Where does great culture come from? How do you build and sustain it in your group, or strengthen a culture that needs fixing? In The Culture Code, Daniel Coyle goes inside some of the world’s most successful organizations—including the U.S. Navy’s SEAL Team Six, IDEO, and the San Antonio Spurs—and reveals what makes them tick.
Cleveland Clinic has long been recognized for driving some of the best clinical outcomes in the nation, but it was not always a leader in patient experience. There was a time when this revered organization ranked among the lowest in the country in this area. Within ten years, however, it had climbed to among the highest and has emerged as the thought leader in the space. How did Cleveland Clinic turn itself around so effectively and so quickly? More important, how can you do the same with your organization?

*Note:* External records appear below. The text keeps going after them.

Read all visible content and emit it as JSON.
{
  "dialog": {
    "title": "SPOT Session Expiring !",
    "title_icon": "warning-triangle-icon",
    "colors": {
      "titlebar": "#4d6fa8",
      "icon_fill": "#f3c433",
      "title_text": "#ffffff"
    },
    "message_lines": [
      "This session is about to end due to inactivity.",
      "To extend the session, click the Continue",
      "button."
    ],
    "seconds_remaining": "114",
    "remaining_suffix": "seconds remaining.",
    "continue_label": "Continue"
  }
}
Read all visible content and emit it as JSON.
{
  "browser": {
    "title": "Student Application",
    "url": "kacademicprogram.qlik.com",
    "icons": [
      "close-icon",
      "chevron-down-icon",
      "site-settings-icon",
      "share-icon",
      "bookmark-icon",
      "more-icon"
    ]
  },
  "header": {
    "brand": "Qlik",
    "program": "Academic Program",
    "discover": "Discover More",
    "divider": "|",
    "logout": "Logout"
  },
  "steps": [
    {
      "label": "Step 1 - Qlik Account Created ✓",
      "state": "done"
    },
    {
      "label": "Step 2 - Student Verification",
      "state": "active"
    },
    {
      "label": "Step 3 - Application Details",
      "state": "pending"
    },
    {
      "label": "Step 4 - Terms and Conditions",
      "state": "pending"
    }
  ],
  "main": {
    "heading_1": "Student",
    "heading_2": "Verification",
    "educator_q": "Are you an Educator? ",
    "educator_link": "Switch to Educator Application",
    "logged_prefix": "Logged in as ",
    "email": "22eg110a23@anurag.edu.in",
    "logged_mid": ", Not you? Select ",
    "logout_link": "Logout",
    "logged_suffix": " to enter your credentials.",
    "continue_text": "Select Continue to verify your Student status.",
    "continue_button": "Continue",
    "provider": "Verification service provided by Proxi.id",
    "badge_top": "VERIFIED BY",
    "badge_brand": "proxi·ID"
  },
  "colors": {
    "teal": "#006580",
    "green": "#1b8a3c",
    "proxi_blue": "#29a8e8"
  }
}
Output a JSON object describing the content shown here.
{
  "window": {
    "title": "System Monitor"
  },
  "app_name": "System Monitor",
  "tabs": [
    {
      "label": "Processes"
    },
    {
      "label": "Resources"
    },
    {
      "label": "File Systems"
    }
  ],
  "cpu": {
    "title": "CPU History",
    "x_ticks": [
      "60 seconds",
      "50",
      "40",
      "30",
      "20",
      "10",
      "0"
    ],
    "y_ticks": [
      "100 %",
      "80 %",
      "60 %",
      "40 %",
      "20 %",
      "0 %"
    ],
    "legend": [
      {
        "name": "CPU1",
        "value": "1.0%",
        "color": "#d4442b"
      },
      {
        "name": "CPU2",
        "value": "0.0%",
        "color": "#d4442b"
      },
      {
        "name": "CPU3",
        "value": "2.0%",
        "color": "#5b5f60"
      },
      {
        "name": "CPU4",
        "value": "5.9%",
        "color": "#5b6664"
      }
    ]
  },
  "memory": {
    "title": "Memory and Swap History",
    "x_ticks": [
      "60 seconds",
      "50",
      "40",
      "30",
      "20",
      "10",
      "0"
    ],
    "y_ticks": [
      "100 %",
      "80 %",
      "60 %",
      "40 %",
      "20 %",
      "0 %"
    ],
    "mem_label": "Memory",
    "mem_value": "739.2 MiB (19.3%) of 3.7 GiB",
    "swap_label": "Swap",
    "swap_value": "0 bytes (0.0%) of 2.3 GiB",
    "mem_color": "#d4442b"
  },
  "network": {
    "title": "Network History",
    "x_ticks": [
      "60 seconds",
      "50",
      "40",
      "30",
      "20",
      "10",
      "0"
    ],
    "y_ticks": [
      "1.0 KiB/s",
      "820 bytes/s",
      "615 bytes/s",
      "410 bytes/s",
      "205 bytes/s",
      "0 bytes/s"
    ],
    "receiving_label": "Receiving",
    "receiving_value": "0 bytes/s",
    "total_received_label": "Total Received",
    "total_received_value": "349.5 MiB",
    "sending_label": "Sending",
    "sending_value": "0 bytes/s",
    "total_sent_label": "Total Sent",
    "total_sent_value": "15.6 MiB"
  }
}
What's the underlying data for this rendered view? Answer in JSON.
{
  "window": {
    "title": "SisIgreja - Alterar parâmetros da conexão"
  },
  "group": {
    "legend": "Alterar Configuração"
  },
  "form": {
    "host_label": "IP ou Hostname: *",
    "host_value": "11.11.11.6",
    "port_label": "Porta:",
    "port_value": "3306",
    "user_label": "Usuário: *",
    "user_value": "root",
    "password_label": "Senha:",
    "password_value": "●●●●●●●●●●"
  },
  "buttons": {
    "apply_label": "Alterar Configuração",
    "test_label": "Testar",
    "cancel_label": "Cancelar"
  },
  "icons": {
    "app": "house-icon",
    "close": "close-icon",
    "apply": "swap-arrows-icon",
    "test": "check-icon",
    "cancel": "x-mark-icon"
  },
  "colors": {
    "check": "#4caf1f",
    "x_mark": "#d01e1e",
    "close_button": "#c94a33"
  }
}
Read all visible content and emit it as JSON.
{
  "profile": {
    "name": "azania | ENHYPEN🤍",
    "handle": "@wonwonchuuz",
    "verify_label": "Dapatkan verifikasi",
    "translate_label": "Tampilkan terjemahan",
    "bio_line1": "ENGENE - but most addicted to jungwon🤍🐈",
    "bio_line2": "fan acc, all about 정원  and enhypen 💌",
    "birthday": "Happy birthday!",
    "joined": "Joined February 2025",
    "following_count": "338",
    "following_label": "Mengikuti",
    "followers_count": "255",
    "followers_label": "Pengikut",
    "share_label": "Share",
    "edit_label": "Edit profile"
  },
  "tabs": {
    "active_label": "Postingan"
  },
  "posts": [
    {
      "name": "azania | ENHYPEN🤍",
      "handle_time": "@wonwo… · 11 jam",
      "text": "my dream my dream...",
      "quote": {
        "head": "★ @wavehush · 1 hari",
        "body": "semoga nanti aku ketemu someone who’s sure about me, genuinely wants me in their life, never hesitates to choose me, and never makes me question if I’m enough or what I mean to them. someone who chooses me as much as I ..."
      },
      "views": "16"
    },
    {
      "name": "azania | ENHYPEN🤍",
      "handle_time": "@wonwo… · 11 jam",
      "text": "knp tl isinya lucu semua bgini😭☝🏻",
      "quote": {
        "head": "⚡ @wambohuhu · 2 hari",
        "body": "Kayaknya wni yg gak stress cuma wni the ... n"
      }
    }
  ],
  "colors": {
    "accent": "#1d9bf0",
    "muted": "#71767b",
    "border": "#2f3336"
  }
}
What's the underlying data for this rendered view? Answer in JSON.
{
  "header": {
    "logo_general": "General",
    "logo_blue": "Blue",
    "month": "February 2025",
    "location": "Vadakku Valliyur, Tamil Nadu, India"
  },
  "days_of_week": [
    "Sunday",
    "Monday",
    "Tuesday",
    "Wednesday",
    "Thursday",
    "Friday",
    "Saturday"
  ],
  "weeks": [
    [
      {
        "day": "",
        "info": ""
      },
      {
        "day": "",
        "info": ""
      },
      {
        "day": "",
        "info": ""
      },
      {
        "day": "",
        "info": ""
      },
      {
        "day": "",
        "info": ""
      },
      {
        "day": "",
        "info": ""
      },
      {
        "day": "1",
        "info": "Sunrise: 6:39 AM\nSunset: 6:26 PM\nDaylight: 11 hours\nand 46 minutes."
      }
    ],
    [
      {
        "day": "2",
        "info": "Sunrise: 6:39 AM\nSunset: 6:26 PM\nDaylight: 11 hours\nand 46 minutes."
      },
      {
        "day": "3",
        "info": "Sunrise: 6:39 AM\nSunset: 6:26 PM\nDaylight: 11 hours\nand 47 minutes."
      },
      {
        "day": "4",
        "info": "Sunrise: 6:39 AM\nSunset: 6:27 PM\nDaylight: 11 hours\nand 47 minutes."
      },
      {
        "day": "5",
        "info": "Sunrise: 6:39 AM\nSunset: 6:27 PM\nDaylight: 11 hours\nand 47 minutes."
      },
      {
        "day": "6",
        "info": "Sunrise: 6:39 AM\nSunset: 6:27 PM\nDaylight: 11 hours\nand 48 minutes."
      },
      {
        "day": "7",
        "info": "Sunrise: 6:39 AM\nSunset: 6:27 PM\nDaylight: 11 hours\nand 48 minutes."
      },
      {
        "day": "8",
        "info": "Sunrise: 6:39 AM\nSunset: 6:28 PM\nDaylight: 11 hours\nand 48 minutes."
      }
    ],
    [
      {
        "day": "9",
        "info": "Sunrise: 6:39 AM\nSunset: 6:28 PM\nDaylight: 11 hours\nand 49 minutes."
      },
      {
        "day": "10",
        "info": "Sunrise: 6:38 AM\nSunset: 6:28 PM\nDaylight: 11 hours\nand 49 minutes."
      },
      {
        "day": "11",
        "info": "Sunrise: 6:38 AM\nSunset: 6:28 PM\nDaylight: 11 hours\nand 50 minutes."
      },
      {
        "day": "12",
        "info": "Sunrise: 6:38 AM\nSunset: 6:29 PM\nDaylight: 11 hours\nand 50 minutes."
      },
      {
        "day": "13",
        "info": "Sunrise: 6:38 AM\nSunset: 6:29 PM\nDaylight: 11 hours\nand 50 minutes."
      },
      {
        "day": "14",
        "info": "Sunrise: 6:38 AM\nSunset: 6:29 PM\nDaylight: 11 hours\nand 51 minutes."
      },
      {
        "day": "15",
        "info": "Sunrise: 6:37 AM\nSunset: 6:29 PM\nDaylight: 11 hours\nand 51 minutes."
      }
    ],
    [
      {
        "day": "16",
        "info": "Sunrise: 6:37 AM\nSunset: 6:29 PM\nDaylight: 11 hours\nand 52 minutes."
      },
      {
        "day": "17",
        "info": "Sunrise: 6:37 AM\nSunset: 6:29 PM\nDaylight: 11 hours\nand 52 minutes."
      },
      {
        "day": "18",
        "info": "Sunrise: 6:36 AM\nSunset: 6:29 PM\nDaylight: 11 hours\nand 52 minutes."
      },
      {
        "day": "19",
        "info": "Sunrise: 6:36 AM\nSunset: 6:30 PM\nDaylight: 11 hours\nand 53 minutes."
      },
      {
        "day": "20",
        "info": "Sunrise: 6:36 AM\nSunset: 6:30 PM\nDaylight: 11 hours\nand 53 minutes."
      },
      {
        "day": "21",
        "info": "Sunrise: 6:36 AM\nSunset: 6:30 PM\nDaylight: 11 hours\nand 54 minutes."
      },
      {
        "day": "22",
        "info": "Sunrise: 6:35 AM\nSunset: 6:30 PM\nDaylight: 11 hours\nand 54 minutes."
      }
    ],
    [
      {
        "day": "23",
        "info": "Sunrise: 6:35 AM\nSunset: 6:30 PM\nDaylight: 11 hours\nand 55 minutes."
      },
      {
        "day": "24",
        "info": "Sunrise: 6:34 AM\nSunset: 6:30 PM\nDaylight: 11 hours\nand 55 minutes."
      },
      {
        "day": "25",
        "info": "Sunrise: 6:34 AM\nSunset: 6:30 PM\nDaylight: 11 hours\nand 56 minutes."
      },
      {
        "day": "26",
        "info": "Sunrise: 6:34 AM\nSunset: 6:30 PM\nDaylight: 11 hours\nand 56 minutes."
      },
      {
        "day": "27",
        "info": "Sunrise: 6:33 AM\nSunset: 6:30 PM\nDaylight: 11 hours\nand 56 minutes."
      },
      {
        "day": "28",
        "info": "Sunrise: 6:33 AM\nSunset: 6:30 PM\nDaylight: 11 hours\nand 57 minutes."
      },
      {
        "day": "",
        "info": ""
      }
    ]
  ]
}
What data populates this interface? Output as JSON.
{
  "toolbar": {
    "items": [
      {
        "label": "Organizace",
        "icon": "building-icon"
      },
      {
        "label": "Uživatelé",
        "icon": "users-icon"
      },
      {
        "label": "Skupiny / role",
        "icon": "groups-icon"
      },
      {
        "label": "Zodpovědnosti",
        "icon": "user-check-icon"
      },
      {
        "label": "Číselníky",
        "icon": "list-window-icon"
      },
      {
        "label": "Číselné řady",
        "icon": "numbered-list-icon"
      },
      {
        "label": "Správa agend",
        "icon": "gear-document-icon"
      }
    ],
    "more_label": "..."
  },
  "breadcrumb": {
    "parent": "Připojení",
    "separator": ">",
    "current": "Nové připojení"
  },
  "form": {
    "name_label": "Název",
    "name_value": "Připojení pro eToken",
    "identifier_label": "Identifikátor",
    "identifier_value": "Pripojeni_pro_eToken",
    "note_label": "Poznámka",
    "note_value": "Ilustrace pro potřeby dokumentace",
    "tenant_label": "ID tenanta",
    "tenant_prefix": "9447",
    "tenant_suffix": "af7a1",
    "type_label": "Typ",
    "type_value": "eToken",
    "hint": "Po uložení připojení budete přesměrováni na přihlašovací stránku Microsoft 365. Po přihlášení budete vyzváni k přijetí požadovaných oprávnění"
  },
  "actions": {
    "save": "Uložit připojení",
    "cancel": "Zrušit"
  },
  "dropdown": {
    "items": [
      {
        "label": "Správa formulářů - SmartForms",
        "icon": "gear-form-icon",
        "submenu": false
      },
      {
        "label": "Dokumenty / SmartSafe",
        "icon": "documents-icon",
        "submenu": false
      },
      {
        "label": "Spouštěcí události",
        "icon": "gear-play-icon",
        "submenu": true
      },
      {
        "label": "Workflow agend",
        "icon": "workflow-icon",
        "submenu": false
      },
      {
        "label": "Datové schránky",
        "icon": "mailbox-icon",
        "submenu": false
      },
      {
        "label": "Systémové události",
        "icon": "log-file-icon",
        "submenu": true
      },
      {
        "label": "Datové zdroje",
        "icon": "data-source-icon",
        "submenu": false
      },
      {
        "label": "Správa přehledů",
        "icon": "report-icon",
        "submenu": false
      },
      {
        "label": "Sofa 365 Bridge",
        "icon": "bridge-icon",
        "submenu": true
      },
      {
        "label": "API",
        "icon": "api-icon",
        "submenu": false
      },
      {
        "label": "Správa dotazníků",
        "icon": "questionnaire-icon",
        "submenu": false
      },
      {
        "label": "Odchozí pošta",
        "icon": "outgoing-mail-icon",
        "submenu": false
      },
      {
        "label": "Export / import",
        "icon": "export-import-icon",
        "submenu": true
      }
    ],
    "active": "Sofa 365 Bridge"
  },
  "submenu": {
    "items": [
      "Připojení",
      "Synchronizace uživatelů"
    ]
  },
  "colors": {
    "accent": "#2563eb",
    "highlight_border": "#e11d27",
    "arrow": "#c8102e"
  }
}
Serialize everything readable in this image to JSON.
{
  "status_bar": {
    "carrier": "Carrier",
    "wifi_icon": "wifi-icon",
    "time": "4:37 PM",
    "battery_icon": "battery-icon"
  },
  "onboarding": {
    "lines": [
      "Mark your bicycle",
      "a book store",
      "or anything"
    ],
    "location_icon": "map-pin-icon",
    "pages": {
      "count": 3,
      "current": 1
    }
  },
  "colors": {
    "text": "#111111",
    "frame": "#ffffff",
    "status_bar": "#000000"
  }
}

No matter your level of security, due diligence, or control, the reality is that we live in uncertain times. Organizations are prone to a multitude of risks that can attack from every angle. And yet the greatest exposure does not lie within these risks. Rather, it lies in having a team that is not prepared to anticipate, foresee, or respond to a rising threat and its impact on your reputation, revenue, and relationships in real-time.
When your team is crisis ready, your organization is prepared for anything and everything that the modern world can throw at it.
Since it was first published almost a decade ago, Seth Godin’s visionary book has helped tens of thousands of leaders turn a scattering of followers into a loyal tribe. If you need to rally fellow employees, customers, investors, believers, hobbyists, or readers around an idea, this book will demystify the process.
The Subtle Art of Not Giving a F*ck
In this generation-defining self-help guide, a superstar blogger cuts through the crap to show us how to stop trying to be “positive” all the time so that we can truly become better, happier people.
The Year of Less
In her late twenties, Cait Flanders found herself stuck in the consumerism cycle that grips so many of us: earn more, buy more, want more, rinse, repeat. Even after she worked her way out of nearly $30,000 of consumer debt, her old habits took hold again. When she realized that nothing she was doing or buying was making her happy–only keeping her from meeting her goals–she decided to set herself a challenge: she would not shop for an entire year.
High School teacher James Rockwell is vacationing in Maine with his family when an earth-changing explosion sends them on a race for their lives. Their first step is escaping an island in the midst of a tsunami, and it only gets more dangerous from there.
Can they find their way home as civilization crumbles around them? And if they do, what horrors will they find?
In the city of Coconut Grove, Florida, these things happen: A struggling adman named Eliot Arnold drives home from a meeting with the Client From Hell. His teenage son, Matt, fills a Squirtmaster 9000 for his turn at a high school game called Killer. Matt’s intended victim, Jenny Herk, sits down in front of the TV with her mom for what she hopes will be a peaceful evening for once. Jenny’s alcoholic and secretly embezzling stepfather, Arthur, emerges from the maid’s room, angry at being rebuffed. Henry and Leonard, two hit men from New Jersey, pull up to the Herks’ house for a real game of Killer, Arthur’s embezzlement apparently not having been quite so secret to his employers after all. And a homeless man named Puggy settles down for the night in a treehouse just inside the Herks’ yard.
One final note on my reading list, and for the sake of full disclosure …
Tom Abrahams, the author of Pilgrimage, is my older brother and he just happens to be a really great writer. Pilgrimage is one of his latest releases. And yes, I’m a terrible sister because I haven’t yet read it.
But I will, I will … next time I’m stranded at the airport … I promise …